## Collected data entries

"""

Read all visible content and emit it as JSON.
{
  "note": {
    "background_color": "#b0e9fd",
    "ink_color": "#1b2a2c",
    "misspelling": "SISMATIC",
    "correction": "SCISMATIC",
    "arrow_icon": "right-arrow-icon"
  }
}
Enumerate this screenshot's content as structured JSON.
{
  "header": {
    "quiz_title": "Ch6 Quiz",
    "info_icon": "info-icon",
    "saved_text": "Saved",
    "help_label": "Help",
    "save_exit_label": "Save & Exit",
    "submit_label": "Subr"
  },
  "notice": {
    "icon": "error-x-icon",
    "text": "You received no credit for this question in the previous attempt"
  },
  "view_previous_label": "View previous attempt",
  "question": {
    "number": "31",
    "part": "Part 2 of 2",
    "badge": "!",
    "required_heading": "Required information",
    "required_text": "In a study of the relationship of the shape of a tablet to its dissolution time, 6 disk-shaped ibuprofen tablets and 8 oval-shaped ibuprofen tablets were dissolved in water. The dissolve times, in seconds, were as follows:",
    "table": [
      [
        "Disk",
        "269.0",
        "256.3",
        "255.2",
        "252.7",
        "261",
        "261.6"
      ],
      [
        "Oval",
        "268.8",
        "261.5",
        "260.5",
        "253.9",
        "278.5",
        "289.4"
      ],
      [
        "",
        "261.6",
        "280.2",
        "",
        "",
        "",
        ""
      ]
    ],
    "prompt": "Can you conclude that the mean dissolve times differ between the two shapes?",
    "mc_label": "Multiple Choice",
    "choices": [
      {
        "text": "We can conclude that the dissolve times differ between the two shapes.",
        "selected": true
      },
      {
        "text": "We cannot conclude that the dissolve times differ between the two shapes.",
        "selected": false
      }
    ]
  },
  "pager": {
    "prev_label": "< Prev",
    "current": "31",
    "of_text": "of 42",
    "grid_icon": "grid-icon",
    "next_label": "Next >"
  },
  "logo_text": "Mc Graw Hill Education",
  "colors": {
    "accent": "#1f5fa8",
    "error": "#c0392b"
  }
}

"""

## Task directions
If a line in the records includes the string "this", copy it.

## Response
Enumerate this screenshot's content as structured JSON.
    "text": "You received no credit for this question in the previous attempt"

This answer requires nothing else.